Put a 14-inch object in the space between your front teeth. Your bottom teeth will be in front of your top teeth if you move your lower jaw forwards. As the practice gets easier, make the object between your teeth thicker.
Tips for maintaining TMJ pain
Eat soft food
Eating softer foods is one of the best methods to start getting relief from TMJ pain. Your jaw has to chew less when you consume softer foods. Less chewing gives your jaw a break to allow the inflammation to subside because it puts less pressure and stress on it. For a few weeks, try to maintain a soft diet to see if it helps with any of your problems.
Wear bite guard
When you clench or grind your teeth, using a bite guard is a simple approach to reduce pressure on your TMJ joint. Your top and bottom teeth are protected by a bite guard, which prevents your teeth from contacting one another. If a bite guard is the best course of treatment for you, one of our dentists will let you know.
Stress is one of the main factors in TMJ. Anxious people frequently clench their jaws throughout the day without even realizing it. Do yourself a favor and take a daily walk to clear your thoughts, write in a notebook about your issues, consult a therapist, practice yoga, engage in meditation, or take a bubble bath if you’re feeling anxious. Make every effort you can to relax and relieve stress.
Getting enough sleep, one of the key components of a healthy lifestyle, helps ease TMJ pain. The pain might be reduced by sleeping on your back and supporting your neck with soft pillows. Avoid putting your hand on your jaw if you prefer to sleep on your side.
How can physiotherapy help in TMJ treatment?
Improves TMJ mobility
Physiotherapists can help alleviate the TMJ pain.
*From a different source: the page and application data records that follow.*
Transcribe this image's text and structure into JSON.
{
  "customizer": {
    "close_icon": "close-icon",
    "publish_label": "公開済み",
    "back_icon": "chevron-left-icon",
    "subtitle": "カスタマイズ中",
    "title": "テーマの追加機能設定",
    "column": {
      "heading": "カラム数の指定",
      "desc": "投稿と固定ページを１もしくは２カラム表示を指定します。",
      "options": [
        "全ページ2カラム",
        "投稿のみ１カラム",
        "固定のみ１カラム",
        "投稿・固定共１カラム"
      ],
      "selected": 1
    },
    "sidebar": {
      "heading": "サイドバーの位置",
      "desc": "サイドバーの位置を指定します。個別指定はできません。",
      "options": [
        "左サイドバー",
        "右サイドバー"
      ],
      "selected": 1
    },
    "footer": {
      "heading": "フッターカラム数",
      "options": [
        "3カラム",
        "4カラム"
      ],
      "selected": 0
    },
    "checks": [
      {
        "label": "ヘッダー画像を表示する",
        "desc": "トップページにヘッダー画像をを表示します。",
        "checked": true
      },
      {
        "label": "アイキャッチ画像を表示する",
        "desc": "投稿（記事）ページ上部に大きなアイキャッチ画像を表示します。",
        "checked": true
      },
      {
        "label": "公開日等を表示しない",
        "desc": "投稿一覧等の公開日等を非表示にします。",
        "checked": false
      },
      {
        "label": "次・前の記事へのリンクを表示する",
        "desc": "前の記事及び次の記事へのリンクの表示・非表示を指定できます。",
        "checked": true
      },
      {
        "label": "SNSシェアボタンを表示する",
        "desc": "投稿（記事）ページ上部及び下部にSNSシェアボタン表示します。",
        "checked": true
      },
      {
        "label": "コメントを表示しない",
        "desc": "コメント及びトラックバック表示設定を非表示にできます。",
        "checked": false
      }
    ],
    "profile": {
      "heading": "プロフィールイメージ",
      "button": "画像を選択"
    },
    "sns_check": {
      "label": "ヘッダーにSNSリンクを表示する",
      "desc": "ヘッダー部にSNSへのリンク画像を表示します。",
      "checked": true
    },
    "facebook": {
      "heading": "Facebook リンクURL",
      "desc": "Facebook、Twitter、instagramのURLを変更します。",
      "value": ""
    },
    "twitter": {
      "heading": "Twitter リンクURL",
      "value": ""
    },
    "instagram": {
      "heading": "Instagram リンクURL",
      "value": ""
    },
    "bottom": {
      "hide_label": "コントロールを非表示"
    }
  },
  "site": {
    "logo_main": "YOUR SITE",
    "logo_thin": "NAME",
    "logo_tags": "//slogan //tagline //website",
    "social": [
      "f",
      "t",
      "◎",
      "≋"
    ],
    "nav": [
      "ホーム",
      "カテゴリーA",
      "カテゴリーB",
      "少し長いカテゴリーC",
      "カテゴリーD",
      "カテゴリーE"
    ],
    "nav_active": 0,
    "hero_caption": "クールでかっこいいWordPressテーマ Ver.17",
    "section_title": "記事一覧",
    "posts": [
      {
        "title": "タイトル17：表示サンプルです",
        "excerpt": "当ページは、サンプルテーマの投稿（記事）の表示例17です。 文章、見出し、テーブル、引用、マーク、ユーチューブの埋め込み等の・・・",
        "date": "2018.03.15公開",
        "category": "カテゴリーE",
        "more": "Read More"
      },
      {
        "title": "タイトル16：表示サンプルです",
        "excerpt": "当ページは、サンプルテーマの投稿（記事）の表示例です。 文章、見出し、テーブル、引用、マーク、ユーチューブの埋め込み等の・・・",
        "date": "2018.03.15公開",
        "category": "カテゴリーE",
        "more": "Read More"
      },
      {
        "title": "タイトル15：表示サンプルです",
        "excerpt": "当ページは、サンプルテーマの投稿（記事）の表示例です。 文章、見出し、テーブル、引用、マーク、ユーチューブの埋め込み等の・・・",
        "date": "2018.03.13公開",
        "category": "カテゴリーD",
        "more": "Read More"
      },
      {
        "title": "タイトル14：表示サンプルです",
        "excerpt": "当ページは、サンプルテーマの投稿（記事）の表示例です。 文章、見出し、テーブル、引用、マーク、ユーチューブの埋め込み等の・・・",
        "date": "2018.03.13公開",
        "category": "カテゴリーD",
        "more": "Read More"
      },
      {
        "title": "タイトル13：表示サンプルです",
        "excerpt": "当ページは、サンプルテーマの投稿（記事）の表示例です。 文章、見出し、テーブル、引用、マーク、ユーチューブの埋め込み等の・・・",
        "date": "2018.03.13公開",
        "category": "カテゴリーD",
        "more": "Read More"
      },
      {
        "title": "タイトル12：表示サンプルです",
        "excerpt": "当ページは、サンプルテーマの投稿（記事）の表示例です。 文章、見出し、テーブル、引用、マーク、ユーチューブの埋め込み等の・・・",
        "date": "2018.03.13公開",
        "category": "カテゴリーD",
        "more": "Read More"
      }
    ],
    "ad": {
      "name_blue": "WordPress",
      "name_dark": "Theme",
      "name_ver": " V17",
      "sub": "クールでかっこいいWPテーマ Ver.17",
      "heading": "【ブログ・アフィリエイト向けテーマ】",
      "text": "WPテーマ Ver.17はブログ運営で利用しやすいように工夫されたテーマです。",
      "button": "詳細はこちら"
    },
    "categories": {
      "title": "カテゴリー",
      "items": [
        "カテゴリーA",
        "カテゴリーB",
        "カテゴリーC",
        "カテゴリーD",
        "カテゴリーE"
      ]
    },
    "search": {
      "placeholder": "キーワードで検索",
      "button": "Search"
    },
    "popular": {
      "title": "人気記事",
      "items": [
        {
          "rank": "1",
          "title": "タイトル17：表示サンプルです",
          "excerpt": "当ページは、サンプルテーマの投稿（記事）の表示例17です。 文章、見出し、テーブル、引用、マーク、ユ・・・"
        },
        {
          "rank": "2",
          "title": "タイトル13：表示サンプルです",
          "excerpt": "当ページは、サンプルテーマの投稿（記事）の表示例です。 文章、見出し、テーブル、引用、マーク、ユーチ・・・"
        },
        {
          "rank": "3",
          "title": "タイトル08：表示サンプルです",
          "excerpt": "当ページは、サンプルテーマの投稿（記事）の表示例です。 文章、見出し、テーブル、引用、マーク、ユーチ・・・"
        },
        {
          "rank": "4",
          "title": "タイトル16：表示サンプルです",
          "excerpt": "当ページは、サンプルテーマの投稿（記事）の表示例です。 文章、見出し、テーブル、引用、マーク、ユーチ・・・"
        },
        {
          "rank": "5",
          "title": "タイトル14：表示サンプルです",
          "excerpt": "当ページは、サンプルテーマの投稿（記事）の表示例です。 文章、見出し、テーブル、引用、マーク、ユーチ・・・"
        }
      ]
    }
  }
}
The physiotherapist can utilize manual treatment techniques to rehabilitate the joint if it is determined that a patient has TMJ due to a stiff joint (often due to some prior trauma that caused stiffness). They will then recommend particular stretches to assist you in maintaining your increased range of motion between appointments.
For some persons with TMJ dysfunction, altering that forward head posture has a significant impact. We instruct patients to stretch shortened tissues and strengthen postural muscles to enhance head position. Additionally, your physiotherapist will offer advice on arranging your workspace, vehicle, or any other place you spend a lot of time sitting to encourage a healthy body position.
Reduces muscle spasm
Physiotherapists are experts in anatomy and know how to evaluate the muscles surrounding your TMJ. Muscle spasm is frequently found to be impeding TMJ healing. Less discomfort will eventually follow from manual therapy techniques to alleviate spasms because they will help enhance joint alignment and movement. Physiotherapy for TMJ becomes essential for you to lessen the pain.
Strengthens hypermobile joints
Some individuals’ TMJs move WAY too much or unfavorably. This issue can be identified by your physiotherapist, who can offer treatments and exercises to strengthen weak muscles and enhance your natural gait.
Thermal modalities, acupuncture, and gentle manual therapy are all effective painkillers that physiotherapists can use on patients who are in severe discomfort and need some relief so they can start implementing the changes mentioned above. Book an appointment with a TMJ specialist in Calgary to alleviate your TMJ pain.